Work task:
Copy each line that contains the string "Microsoft", taking them from the material.

** Opening Information given block **

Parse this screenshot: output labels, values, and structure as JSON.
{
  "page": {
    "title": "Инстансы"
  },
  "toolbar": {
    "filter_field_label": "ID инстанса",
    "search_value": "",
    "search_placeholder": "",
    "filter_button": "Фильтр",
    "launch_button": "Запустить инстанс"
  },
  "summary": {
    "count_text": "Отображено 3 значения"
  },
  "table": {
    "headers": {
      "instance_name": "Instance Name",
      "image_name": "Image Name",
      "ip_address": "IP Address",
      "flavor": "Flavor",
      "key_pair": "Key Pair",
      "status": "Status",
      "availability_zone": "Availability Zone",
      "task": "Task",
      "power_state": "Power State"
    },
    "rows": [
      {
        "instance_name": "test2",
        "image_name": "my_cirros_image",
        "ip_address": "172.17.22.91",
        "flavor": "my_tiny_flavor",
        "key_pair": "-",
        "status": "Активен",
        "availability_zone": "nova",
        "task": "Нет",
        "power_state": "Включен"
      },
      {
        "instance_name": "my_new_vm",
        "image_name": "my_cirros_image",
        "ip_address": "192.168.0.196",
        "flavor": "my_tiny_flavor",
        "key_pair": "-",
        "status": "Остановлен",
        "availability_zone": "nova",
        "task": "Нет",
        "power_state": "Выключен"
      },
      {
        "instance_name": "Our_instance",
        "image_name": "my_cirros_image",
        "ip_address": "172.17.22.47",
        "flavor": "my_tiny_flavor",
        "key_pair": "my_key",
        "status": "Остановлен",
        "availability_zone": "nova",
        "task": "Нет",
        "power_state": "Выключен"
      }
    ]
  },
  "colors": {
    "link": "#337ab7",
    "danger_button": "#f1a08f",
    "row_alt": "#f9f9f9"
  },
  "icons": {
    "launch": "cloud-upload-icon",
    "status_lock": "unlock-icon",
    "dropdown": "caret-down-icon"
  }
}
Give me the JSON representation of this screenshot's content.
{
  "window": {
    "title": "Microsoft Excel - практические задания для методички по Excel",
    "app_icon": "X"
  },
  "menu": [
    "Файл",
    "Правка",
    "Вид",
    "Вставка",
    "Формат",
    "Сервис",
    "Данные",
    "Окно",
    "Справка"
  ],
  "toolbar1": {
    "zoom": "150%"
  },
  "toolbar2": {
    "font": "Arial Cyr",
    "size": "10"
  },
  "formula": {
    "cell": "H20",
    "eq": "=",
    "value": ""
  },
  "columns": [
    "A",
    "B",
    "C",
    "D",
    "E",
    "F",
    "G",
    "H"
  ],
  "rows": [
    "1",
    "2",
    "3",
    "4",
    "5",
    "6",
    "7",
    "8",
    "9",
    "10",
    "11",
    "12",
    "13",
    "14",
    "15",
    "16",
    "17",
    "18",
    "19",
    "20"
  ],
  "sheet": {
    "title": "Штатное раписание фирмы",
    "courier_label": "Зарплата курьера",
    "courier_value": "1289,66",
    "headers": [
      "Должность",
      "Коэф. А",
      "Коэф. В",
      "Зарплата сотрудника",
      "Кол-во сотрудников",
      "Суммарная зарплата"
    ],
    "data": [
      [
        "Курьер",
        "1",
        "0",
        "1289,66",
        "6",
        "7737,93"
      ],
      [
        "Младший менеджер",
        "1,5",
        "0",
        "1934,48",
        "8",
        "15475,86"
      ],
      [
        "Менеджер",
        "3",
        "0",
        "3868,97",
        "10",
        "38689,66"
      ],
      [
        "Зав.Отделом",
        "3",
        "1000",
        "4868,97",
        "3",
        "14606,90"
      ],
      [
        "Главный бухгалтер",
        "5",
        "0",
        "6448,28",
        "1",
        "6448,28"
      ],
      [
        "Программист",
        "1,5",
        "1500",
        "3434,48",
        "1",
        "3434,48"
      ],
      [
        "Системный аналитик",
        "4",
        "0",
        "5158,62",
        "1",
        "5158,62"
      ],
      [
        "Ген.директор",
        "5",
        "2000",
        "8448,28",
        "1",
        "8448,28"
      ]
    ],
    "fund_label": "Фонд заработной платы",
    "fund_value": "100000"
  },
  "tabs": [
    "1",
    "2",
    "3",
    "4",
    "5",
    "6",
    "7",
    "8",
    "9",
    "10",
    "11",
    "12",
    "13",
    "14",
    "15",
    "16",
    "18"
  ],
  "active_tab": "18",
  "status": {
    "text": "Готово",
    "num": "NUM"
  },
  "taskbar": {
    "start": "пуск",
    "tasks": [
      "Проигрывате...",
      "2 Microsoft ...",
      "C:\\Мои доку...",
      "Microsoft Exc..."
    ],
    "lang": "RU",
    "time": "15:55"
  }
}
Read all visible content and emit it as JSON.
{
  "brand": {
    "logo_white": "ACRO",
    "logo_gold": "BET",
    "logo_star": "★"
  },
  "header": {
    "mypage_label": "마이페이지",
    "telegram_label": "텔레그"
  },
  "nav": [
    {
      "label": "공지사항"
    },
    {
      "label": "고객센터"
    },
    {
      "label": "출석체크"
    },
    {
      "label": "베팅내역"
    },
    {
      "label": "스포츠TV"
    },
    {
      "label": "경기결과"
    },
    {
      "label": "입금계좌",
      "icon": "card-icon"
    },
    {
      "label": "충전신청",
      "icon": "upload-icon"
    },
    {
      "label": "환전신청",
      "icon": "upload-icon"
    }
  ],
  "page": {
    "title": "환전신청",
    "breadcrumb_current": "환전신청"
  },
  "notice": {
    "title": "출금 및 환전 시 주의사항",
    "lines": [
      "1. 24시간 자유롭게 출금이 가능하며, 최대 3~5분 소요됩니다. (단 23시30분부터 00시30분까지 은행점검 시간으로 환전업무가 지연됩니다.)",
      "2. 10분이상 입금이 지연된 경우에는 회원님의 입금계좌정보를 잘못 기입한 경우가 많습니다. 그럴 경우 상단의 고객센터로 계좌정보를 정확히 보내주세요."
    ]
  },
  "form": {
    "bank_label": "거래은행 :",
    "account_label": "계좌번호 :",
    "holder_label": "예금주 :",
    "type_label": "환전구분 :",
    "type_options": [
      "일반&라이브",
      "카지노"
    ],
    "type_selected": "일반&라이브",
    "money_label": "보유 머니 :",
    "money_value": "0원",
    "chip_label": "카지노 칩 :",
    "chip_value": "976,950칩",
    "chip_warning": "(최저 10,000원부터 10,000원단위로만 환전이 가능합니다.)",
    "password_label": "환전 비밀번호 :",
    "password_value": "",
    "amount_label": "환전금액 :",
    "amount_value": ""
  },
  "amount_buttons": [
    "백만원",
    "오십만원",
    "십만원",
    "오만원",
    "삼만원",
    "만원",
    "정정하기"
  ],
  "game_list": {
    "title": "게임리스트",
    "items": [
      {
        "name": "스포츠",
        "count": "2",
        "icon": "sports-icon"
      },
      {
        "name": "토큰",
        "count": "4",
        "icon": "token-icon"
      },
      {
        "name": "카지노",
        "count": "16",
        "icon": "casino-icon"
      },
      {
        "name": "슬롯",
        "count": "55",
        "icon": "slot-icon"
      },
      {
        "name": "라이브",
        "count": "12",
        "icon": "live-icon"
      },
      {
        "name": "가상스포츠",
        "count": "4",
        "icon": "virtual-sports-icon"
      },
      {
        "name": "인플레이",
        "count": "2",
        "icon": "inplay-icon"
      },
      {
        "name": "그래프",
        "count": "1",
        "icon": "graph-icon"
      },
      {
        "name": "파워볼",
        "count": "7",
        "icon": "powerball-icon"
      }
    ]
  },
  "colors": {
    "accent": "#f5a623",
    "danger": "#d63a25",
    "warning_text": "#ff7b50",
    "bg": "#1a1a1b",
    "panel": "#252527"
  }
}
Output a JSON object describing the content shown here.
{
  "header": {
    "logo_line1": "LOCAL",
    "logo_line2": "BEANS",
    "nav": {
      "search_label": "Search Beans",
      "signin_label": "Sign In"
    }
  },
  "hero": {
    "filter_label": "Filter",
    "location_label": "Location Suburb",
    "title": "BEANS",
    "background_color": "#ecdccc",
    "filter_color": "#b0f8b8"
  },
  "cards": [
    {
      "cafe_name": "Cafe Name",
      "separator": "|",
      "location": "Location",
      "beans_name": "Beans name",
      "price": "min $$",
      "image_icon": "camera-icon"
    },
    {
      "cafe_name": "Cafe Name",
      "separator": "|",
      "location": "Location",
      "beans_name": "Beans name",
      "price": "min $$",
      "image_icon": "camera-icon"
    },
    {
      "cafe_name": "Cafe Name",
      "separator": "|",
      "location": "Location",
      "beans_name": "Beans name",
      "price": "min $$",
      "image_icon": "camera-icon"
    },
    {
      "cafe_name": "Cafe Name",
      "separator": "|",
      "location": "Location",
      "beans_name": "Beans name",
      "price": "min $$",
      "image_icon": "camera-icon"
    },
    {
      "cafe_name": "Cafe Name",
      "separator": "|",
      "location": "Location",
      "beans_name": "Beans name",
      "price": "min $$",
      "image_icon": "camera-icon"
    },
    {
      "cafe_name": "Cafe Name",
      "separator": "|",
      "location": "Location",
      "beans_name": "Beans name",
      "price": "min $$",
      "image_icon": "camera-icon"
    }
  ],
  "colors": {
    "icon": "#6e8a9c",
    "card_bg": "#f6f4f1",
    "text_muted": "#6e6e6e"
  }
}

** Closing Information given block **

Result below:
    "title": "Microsoft Excel - практические задания для методички по Excel",
      "2 Microsoft ...",
      "Microsoft Exc..."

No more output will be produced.